The problem is endemic, not systemic. There’s an ancient cultural problem in Indigenous communities and innocent people there are the real victims we should be most concerned and vocal about. Only when we take their tragic plight seriously and apply equal expectations of non-violence and respect for women and children will we have a chance of reducing Indigenous over-representation in custody.
Leftists are incapable of treating Indigenous people like a mature culture, preferring to infantilise them by relieving them of any responsibility. Such paternalism is insulting, and the real racism. They will patronisingly offer the excuse of white settlement as if pre-colonial Australia was a tranquil paradise of noble respect for women and children, and inter-tribal warfare was unheard of.
In his evidence-based book, Arresting Incarceration – Pathways Out of Indigenous Imprisonment (2014), published by Aboriginal Studies Press, well-respected criminologist Dr Don Weatherburn notes:
“Sutton … contends that archaeological records and ethnographies by trained anthropologists leave little doubt that family and community violence were widespread and frequent in Australia under ‘traditional’ conditions (Sutton 2001, p. 152). He cites archeaological evidence indicating that prehistoric (Aboriginal) remains reveal a much higher incidence of ‘defensive’ injuries to the bones of Aboriginal women than to the bones of Aboriginal men.”
“…As we have just noted, there are indications that interpersonal violence was a feature of Aboriginal society long before the arrival of Europeans.
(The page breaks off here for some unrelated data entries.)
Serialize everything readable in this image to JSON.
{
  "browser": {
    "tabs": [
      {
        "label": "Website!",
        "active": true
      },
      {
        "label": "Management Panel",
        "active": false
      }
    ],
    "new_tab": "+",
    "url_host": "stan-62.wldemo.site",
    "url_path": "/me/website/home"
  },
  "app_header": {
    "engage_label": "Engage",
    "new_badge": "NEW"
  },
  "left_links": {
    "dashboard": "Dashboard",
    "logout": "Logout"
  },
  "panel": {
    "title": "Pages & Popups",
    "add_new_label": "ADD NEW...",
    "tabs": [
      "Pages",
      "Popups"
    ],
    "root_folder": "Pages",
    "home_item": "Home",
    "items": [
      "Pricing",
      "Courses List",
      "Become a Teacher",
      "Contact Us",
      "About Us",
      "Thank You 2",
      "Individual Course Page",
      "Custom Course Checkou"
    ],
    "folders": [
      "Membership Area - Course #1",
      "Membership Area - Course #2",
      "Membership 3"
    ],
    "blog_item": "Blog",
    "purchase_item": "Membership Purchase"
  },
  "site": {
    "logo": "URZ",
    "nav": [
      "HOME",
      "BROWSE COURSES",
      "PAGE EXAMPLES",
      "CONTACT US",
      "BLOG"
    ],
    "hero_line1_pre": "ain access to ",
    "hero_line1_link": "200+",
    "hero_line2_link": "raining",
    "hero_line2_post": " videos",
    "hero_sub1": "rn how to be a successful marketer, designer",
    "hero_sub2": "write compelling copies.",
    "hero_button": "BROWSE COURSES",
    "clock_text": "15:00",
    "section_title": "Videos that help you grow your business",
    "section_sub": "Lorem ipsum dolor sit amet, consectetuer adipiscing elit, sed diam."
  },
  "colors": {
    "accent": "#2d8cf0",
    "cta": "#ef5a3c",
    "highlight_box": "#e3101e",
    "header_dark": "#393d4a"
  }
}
One way to explain the high rate of Aboriginal imprisonment, then, would be to suppose that it reflects an Aboriginal propensity toward violence that is now counterproductive but was once an accepted and important feature of Aboriginal cultural life.”
The inconvenient truth for the nasty opportunists who jumped on board the imported Black Lives Matter Corporation protests in Australia is that Indigenous violent offenders can’t blame whites for their criminal choices. Happily, if arrested, they have better chances than whites of living to make better choices.
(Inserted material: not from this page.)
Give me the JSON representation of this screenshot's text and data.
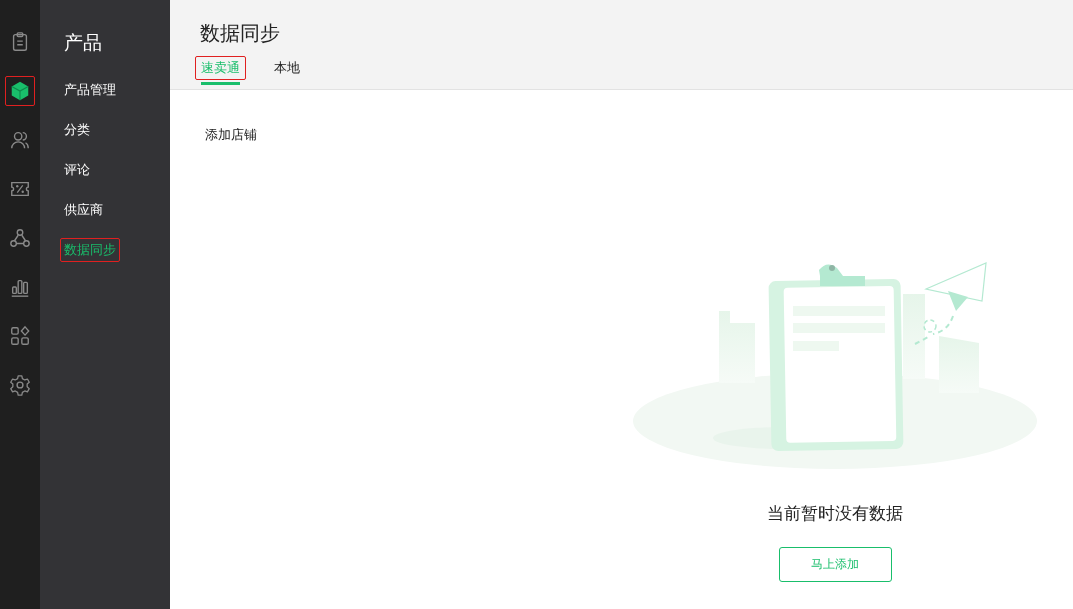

It is certain there is no easy solution for the disproportionate custody rate experienced by Indigenous Australians.
I am equally certain the irrational claims of systemic racism are politically helpful only to elites in media, politics and the rest of the grievance industry looking for tax-payer money to burn on enflaming racial divisions in the name of justice and reconciliation.
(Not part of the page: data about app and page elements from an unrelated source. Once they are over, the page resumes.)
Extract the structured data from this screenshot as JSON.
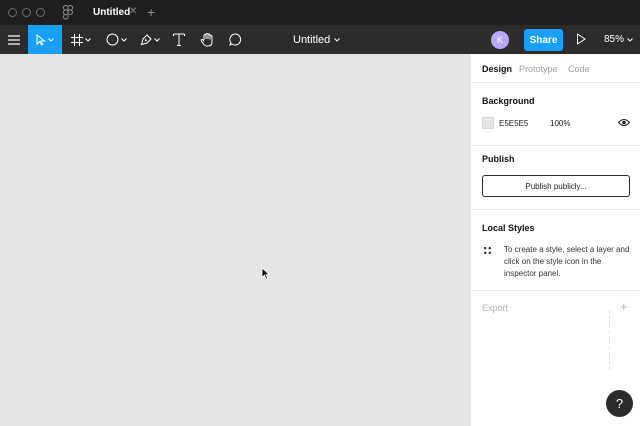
{
  "titlebar": {
    "tab": {
      "label": "Untitled",
      "close": "✕"
    },
    "add_tab": "+"
  },
  "toolbar": {
    "file_title": "Untitled",
    "avatar_initial": "K",
    "share_label": "Share",
    "zoom_label": "85%",
    "active_tool": "move-tool"
  },
  "canvas": {
    "background": "#E5E5E5"
  },
  "panel": {
    "tabs": [
      {
        "label": "Design",
        "active": true
      },
      {
        "label": "Prototype",
        "active": false
      },
      {
        "label": "Code",
        "active": false
      }
    ],
    "background": {
      "title": "Background",
      "hex": "E5E5E5",
      "opacity": "100%"
    },
    "publish": {
      "title": "Publish",
      "button_label": "Publish publicly..."
    },
    "local_styles": {
      "title": "Local Styles",
      "hint": "To create a style, select a layer and click on the style icon in the inspector panel."
    },
    "export": {
      "title": "Export",
      "add": "+"
    }
  },
  "help_label": "?",
  "colors": {
    "accent": "#18A0FB",
    "toolbar": "#2C2C2C",
    "titlebar": "#1E1E1E",
    "avatar": "#B9A6F7"
  }
}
Let’s have enough respect for our fellow Australians to be honest about the real causes to real problems and from there we can collaborate to find real solutions.
There is no evidence of systemic racism.
Dave Pellowe is a Christian writer & commentator, founder of The Good Sauce, convener of the annual Australian Church And State Summit and host of Good Sauce's weekly The Church And State Show, also syndicated on ADH TV. Since 2016 Dave has undertaken the mission of arming Christians to influence culture through events from Perth to Auckland, videos, podcasts and articles published in multiple journals across Australia and New Zealand. [more]
This free service - independent, right thinking media - exists because people like you donate a small amount every month.
No government is going to fix the Lying Harlot Media - they're never going to subsidise the news & views people need to hear. And nor should they, because if your media source depends on government subsidies, how could you trust its independence?
The Good Sauce is bringing the best of thinking about important issues, arguments rarely seen elsewhere, into one convenient website with weekly email updates direct to your inbox. But our existence and growth really depends on generous monthly supporters - people like you. Become a Good Sauce supporter today and help us grow to better serve you for the long term.